Action item> Go through the entries below and print each one exactly, leaving out pictures.

Data for processing>
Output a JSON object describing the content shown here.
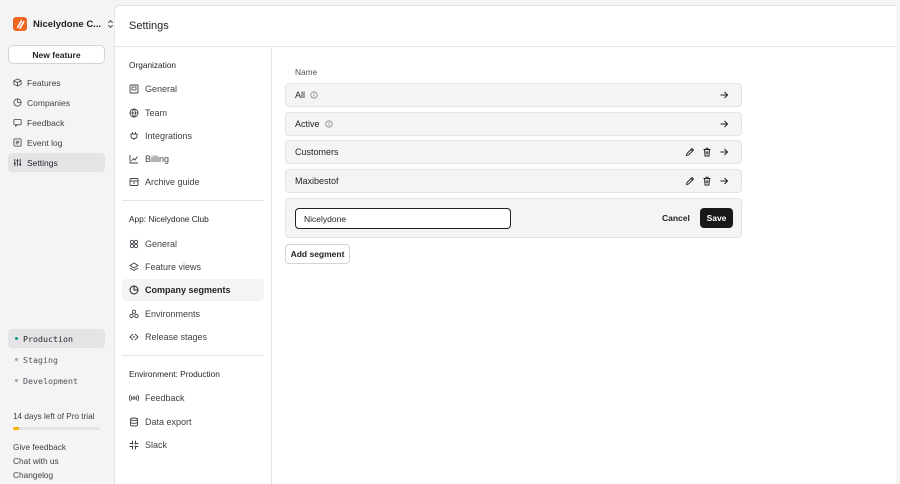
{
  "org": {
    "name": "Nicelydone C...",
    "logo_color": "#f26522"
  },
  "new_feature_label": "New feature",
  "nav": {
    "items": [
      {
        "label": "Features",
        "icon": "box-icon"
      },
      {
        "label": "Companies",
        "icon": "pie-icon"
      },
      {
        "label": "Feedback",
        "icon": "feedback-icon"
      },
      {
        "label": "Event log",
        "icon": "list-icon"
      },
      {
        "label": "Settings",
        "icon": "sliders-icon",
        "active": true
      }
    ]
  },
  "environments": [
    {
      "label": "Production",
      "active": true
    },
    {
      "label": "Staging"
    },
    {
      "label": "Development"
    }
  ],
  "trial": {
    "text": "14 days left of Pro trial",
    "progress": 0.07,
    "color": "#f5b400"
  },
  "footer_links": [
    "Give feedback",
    "Chat with us",
    "Changelog"
  ],
  "page_title": "Settings",
  "settings_nav": {
    "groups": [
      {
        "title": "Organization",
        "items": [
          {
            "label": "General",
            "icon": "building-icon"
          },
          {
            "label": "Team",
            "icon": "globe-icon"
          },
          {
            "label": "Integrations",
            "icon": "plug-icon"
          },
          {
            "label": "Billing",
            "icon": "chart-line-icon"
          },
          {
            "label": "Archive guide",
            "icon": "archive-icon"
          }
        ]
      },
      {
        "title": "App: Nicelydone Club",
        "items": [
          {
            "label": "General",
            "icon": "grid-icon"
          },
          {
            "label": "Feature views",
            "icon": "layers-icon"
          },
          {
            "label": "Company segments",
            "icon": "pie-icon",
            "active": true
          },
          {
            "label": "Environments",
            "icon": "environments-icon"
          },
          {
            "label": "Release stages",
            "icon": "release-icon"
          }
        ]
      },
      {
        "title": "Environment: Production",
        "items": [
          {
            "label": "Feedback",
            "icon": "feedback-signal-icon"
          },
          {
            "label": "Data export",
            "icon": "database-icon"
          },
          {
            "label": "Slack",
            "icon": "slack-icon"
          }
        ]
      }
    ]
  },
  "segments": {
    "column_name": "Name",
    "rows": [
      {
        "name": "All",
        "info": true,
        "editable": false
      },
      {
        "name": "Active",
        "info": true,
        "editable": false
      },
      {
        "name": "Customers",
        "info": false,
        "editable": true
      },
      {
        "name": "Maxibestof",
        "info": false,
        "editable": true
      }
    ],
    "edit_value": "Nicelydone",
    "cancel_label": "Cancel",
    "save_label": "Save",
    "add_label": "Add segment"
  }
}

Response to the task>
Output a JSON object describing the content shown here.
{
  "org": {
    "name": "Nicelydone C...",
    "logo_color": "#f26522"
  },
  "new_feature_label": "New feature",
  "nav": {
    "items": [
      {
        "label": "Features",
        "icon": "box-icon"
      },
      {
        "label": "Companies",
        "icon": "pie-icon"
      },
      {
        "label": "Feedback",
        "icon": "feedback-icon"
      },
      {
        "label": "Event log",
        "icon": "list-icon"
      },
      {
        "label": "Settings",
        "icon": "sliders-icon",
        "active": true
      }
    ]
  },
  "environments": [
    {
      "label": "Production",
      "active": true
    },
    {
      "label": "Staging"
    },
    {
      "label": "Development"
    }
  ],
  "trial": {
    "text": "14 days left of Pro trial",
    "progress": 0.07,
    "color": "#f5b400"
  },
  "footer_links": [
    "Give feedback",
    "Chat with us",
    "Changelog"
  ],
  "page_title": "Settings",
  "settings_nav": {
    "groups": [
      {
        "title": "Organization",
        "items": [
          {
            "label": "General",
            "icon": "building-icon"
          },
          {
            "label": "Team",
            "icon": "globe-icon"
          },
          {
            "label": "Integrations",
            "icon": "plug-icon"
          },
          {
            "label": "Billing",
            "icon": "chart-line-icon"
          },
          {
            "label": "Archive guide",
            "icon": "archive-icon"
          }
        ]
      },
      {
        "title": "App: Nicelydone Club",
        "items": [
          {
            "label": "General",
            "icon": "grid-icon"
          },
          {
            "label": "Feature views",
            "icon": "layers-icon"
          },
          {
            "label": "Company segments",
            "icon": "pie-icon",
            "active": true
          },
          {
            "label": "Environments",
            "icon": "environments-icon"
          },
          {
            "label": "Release stages",
            "icon": "release-icon"
          }
        ]
      },
      {
        "title": "Environment: Production",
        "items": [
          {
            "label": "Feedback",
            "icon": "feedback-signal-icon"
          },
          {
            "label": "Data export",
            "icon": "database-icon"
          },
          {
            "label": "Slack",
            "icon": "slack-icon"
          }
        ]
      }
    ]
  },
  "segments": {
    "column_name": "Name",
    "rows": [
      {
        "name": "All",
        "info": true,
        "editable": false
      },
      {
        "name": "Active",
        "info": true,
        "editable": false
      },
      {
        "name": "Customers",
        "info": false,
        "editable": true
      },
      {
        "name": "Maxibestof",
        "info": false,
        "editable": true
      }
    ],
    "edit_value": "Nicelydone",
    "cancel_label": "Cancel",
    "save_label": "Save",
    "add_label": "Add segment"
  }
}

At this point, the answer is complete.